§ Baroness Howe of Idlicote
asked Her Majesty "s Government:
Whether they will undertake an economic analysis of the investment required to ensure that government programmes aimed at lifting children out of poverty reach disabled children. [HL1030]
§ Baroness Hollis of Heigham
Research suggests that children in workless households are much more likely to be deprived than children living in a working household. Work is crucial if we are to stop life-cycle effects of poverty and the way it is passed down the generations. Work is not only important for those of working age. Children who grow up in non-working families have an increased risk of being unemployed themselves in adulthood. This is borne out by Gregg and Machin in their 1998 paper:Child Development and Success or Failure in the Youth Labour Market, a copy of which has been placed in the Library.

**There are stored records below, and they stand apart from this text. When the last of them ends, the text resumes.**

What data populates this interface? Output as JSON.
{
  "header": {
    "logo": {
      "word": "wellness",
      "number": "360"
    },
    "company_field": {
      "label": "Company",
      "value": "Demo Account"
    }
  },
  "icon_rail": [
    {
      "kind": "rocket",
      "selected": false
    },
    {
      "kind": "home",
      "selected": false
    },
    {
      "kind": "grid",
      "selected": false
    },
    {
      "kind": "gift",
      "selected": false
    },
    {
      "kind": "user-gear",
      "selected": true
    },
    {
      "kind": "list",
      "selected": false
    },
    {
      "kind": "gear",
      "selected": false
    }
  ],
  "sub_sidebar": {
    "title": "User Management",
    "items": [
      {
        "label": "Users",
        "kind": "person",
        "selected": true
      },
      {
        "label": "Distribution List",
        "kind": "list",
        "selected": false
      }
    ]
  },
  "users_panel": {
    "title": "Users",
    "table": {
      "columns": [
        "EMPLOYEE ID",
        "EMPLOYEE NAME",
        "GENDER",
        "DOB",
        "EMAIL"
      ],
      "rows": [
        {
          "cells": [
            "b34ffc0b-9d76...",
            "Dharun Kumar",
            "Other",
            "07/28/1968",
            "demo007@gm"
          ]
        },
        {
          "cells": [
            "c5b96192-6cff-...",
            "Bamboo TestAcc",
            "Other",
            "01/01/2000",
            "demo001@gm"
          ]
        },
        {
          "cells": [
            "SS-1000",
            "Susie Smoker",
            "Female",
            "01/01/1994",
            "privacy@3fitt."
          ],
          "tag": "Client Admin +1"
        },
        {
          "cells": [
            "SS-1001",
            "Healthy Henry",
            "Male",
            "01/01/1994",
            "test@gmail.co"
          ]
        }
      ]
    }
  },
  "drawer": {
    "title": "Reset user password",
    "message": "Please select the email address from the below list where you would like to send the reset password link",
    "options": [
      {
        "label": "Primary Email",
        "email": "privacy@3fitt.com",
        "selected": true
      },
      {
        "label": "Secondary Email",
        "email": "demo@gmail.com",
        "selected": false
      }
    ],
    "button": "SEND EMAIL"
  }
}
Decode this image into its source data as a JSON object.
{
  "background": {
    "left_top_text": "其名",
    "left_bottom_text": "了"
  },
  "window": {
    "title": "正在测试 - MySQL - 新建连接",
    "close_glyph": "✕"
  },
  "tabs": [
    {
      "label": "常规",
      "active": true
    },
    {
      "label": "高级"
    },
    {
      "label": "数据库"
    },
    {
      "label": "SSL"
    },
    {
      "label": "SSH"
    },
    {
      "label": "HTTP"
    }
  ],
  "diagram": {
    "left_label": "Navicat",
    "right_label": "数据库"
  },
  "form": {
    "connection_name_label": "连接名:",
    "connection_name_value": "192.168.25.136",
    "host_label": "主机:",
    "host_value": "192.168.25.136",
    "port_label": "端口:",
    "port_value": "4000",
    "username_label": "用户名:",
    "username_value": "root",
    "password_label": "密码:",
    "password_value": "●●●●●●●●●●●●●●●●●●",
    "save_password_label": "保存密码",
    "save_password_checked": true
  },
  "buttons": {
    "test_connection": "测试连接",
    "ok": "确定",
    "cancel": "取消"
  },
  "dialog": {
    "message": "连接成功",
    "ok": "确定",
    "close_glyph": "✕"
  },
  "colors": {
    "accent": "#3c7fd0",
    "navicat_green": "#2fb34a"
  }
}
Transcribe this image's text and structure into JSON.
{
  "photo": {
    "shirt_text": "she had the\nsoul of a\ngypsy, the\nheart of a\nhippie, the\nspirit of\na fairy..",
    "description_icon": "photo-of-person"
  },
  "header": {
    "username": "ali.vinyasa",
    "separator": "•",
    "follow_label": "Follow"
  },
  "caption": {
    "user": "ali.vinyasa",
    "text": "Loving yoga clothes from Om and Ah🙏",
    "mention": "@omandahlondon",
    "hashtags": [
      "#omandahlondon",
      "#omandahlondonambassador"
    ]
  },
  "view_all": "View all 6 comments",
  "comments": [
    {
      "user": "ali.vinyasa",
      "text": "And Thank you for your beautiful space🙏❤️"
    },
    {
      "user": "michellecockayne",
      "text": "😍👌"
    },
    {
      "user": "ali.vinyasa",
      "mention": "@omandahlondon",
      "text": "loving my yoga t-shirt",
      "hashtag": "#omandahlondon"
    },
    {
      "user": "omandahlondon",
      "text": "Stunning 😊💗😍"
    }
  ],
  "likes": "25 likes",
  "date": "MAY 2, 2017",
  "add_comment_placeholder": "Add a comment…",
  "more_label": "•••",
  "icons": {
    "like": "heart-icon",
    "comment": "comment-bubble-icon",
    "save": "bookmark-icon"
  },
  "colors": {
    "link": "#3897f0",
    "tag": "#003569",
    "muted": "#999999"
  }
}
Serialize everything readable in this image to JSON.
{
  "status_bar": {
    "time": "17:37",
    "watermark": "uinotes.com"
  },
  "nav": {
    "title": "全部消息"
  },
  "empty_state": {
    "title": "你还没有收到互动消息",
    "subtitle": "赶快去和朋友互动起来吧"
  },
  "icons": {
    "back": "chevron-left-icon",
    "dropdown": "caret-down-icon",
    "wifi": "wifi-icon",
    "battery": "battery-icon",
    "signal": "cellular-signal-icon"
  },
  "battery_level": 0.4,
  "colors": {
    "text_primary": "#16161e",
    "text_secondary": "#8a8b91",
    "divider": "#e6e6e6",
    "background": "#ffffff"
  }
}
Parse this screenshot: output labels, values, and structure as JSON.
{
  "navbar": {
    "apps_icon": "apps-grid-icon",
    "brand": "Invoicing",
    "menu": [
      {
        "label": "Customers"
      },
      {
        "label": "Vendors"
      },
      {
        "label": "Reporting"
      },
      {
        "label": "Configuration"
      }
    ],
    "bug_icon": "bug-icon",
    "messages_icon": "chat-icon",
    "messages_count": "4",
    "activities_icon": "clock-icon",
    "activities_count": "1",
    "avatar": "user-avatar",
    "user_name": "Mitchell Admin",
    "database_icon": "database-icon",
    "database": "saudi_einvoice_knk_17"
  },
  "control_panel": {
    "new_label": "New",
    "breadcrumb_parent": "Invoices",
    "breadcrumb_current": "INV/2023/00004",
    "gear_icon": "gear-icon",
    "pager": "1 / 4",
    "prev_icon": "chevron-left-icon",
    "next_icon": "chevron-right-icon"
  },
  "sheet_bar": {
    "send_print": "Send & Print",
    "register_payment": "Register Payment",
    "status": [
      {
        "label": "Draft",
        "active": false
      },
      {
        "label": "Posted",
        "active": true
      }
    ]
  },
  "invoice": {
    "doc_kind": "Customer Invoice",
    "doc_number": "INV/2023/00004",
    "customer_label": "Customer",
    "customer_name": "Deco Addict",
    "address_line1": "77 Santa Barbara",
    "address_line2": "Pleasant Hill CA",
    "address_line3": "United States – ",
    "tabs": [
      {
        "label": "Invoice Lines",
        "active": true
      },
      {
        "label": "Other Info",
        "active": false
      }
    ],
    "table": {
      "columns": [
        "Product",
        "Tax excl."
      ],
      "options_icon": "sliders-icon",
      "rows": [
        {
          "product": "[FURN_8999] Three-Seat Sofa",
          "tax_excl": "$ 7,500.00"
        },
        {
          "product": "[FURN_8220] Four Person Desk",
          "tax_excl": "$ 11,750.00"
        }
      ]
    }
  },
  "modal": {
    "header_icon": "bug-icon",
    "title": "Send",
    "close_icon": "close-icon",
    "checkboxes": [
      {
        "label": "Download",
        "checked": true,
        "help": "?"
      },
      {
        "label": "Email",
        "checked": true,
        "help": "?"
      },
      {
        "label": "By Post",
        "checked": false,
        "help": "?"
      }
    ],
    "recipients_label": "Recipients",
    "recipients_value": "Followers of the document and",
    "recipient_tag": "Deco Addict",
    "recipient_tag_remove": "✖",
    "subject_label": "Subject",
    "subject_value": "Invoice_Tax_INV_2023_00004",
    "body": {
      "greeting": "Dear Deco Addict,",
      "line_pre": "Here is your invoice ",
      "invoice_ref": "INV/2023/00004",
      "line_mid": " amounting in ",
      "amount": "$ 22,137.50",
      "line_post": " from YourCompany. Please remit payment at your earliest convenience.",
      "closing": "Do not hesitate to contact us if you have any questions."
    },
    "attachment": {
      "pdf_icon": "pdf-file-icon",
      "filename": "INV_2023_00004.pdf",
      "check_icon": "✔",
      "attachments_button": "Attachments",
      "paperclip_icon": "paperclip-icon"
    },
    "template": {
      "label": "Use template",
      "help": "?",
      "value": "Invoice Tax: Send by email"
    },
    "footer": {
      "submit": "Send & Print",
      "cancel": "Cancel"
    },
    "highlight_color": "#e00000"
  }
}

However, we recognise that disabled children and their families have additional needs. We are committed to helping severely disabled people with the extra costs they face as a result of their disabilities. This is why from April 2001 the disabled living allowance higher rate mobility component was extended to severely disabled children aged three and four, providing extra help to their families currently worth £39.30 a week.
A full analysis of our strategy to eradicate child poverty is given in our annual Opportunity for all reports. Opportunity for all—fourth annual report (Cm 5598) was published in September 2002. It reports on a range of outcome indicators covering many dimensions of poverty and social exclusion.